# EXERCISE DESCRIPTION:
Please reproduce all of the entries exactly, without omitting any.

(Extracted data entries)
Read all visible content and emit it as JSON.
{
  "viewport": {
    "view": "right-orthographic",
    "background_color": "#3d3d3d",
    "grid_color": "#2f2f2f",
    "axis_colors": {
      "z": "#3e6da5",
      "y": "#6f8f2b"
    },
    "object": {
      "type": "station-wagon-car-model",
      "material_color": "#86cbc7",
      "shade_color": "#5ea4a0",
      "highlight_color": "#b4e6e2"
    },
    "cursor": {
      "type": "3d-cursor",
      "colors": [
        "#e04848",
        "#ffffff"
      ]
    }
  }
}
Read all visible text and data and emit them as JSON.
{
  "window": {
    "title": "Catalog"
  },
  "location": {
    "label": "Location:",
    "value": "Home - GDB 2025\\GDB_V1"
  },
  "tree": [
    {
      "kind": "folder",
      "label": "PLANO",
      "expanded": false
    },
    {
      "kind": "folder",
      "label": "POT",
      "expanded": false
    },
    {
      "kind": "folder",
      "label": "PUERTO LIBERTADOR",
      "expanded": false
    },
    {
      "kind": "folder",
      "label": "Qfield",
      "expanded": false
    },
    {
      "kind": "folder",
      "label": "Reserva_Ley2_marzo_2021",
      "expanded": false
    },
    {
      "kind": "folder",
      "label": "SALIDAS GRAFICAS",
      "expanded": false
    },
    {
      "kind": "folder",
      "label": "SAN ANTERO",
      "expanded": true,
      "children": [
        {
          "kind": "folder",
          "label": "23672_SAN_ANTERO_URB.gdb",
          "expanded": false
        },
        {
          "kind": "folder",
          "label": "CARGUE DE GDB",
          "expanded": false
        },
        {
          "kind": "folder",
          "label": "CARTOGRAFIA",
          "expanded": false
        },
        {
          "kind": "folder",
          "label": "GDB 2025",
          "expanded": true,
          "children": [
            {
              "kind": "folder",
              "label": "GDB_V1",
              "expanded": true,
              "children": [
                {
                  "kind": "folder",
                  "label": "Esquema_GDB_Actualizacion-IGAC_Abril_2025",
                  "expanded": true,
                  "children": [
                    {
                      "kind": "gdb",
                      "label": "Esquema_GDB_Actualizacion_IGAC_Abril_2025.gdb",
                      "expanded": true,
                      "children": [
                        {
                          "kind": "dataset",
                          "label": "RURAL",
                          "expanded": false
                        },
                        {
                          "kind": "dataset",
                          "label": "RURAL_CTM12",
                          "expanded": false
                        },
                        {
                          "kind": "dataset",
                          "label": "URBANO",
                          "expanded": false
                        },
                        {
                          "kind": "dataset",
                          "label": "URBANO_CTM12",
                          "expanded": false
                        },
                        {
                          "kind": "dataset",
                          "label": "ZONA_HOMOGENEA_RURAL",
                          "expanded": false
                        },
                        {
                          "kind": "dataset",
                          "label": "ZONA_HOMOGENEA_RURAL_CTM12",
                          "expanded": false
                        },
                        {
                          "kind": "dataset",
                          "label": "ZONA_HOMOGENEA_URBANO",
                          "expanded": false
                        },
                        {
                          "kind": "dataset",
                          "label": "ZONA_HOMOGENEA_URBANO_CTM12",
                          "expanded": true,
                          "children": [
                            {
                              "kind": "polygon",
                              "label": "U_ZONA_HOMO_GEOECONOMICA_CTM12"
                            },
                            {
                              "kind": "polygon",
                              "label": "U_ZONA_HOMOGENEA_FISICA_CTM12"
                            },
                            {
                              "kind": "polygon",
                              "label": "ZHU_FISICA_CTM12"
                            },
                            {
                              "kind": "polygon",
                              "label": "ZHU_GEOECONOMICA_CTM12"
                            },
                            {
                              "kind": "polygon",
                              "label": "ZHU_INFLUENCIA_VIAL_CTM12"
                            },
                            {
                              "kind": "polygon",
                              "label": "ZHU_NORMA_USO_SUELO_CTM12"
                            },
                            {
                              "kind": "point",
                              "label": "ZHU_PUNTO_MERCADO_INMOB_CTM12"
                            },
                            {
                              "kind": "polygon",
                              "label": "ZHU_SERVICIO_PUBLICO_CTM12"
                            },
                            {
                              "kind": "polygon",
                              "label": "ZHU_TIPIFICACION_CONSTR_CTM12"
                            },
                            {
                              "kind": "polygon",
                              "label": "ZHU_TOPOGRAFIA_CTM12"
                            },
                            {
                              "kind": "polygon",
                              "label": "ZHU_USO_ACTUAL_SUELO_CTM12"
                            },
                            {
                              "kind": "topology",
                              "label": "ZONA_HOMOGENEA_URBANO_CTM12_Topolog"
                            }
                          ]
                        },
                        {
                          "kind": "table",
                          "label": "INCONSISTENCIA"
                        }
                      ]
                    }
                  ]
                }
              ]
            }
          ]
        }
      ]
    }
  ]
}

# ANSWER TO THIS TASK:
Read all visible content and emit it as JSON.
{
  "viewport": {
    "view": "right-orthographic",
    "background_color": "#3d3d3d",
    "grid_color": "#2f2f2f",
    "axis_colors": {
      "z": "#3e6da5",
      "y": "#6f8f2b"
    },
    "object": {
      "type": "station-wagon-car-model",
      "material_color": "#86cbc7",
      "shade_color": "#5ea4a0",
      "highlight_color": "#b4e6e2"
    },
    "cursor": {
      "type": "3d-cursor",
      "colors": [
        "#e04848",
        "#ffffff"
      ]
    }
  }
}
Read all visible text and data and emit them as JSON.
{
  "window": {
    "title": "Catalog"
  },
  "location": {
    "label": "Location:",
    "value": "Home - GDB 2025\\GDB_V1"
  },
  "tree": [
    {
      "kind": "folder",
      "label": "PLANO",
      "expanded": false
    },
    {
      "kind": "folder",
      "label": "POT",
      "expanded": false
    },
    {
      "kind": "folder",
      "label": "PUERTO LIBERTADOR",
      "expanded": false
    },
    {
      "kind": "folder",
      "label": "Qfield",
      "expanded": false
    },
    {
      "kind": "folder",
      "label": "Reserva_Ley2_marzo_2021",
      "expanded": false
    },
    {
      "kind": "folder",
      "label": "SALIDAS GRAFICAS",
      "expanded": false
    },
    {
      "kind": "folder",
      "label": "SAN ANTERO",
      "expanded": true,
      "children": [
        {
          "kind": "folder",
          "label": "23672_SAN_ANTERO_URB.gdb",
          "expanded": false
        },
        {
          "kind": "folder",
          "label": "CARGUE DE GDB",
          "expanded": false
        },
        {
          "kind": "folder",
          "label": "CARTOGRAFIA",
          "expanded": false
        },
        {
          "kind": "folder",
          "label": "GDB 2025",
          "expanded": true,
          "children": [
            {
              "kind": "folder",
              "label": "GDB_V1",
              "expanded": true,
              "children": [
                {
                  "kind": "folder",
                  "label": "Esquema_GDB_Actualizacion-IGAC_Abril_2025",
                  "expanded": true,
                  "children": [
                    {
                      "kind": "gdb",
                      "label": "Esquema_GDB_Actualizacion_IGAC_Abril_2025.gdb",
                      "expanded": true,
                      "children": [
                        {
                          "kind": "dataset",
                          "label": "RURAL",
                          "expanded": false
                        },
                        {
                          "kind": "dataset",
                          "label": "RURAL_CTM12",
                          "expanded": false
                        },
                        {
                          "kind": "dataset",
                          "label": "URBANO",
                          "expanded": false
                        },
                        {
                          "kind": "dataset",
                          "label": "URBANO_CTM12",
                          "expanded": false
                        },
                        {
                          "kind": "dataset",
                          "label": "ZONA_HOMOGENEA_RURAL",
                          "expanded": false
                        },
                        {
                          "kind": "dataset",
                          "label": "ZONA_HOMOGENEA_RURAL_CTM12",
                          "expanded": false
                        },
                        {
                          "kind": "dataset",
                          "label": "ZONA_HOMOGENEA_URBANO",
                          "expanded": false
                        },
                        {
                          "kind": "dataset",
                          "label": "ZONA_HOMOGENEA_URBANO_CTM12",
                          "expanded": true,
                          "children": [
                            {
                              "kind": "polygon",
                              "label": "U_ZONA_HOMO_GEOECONOMICA_CTM12"
                            },
                            {
                              "kind": "polygon",
                              "label": "U_ZONA_HOMOGENEA_FISICA_CTM12"
                            },
                            {
                              "kind": "polygon",
                              "label": "ZHU_FISICA_CTM12"
                            },
                            {
                              "kind": "polygon",
                              "label": "ZHU_GEOECONOMICA_CTM12"
                            },
                            {
                              "kind": "polygon",
                              "label": "ZHU_INFLUENCIA_VIAL_CTM12"
                            },
                            {
                              "kind": "polygon",
                              "label": "ZHU_NORMA_USO_SUELO_CTM12"
                            },
                            {
                              "kind": "point",
                              "label": "ZHU_PUNTO_MERCADO_INMOB_CTM12"
                            },
                            {
                              "kind": "polygon",
                              "label": "ZHU_SERVICIO_PUBLICO_CTM12"
                            },
                            {
                              "kind": "polygon",
                              "label": "ZHU_TIPIFICACION_CONSTR_CTM12"
                            },
                            {
                              "kind": "polygon",
                              "label": "ZHU_TOPOGRAFIA_CTM12"
                            },
                            {
                              "kind": "polygon",
                              "label": "ZHU_USO_ACTUAL_SUELO_CTM12"
                            },
                            {
                              "kind": "topology",
                              "label": "ZONA_HOMOGENEA_URBANO_CTM12_Topolog"
                            }
                          ]
                        },
                        {
                          "kind": "table",
                          "label": "INCONSISTENCIA"
                        }
                      ]
                    }
                  ]
                }
              ]
            }
          ]
        }
      ]
    }
  ]
}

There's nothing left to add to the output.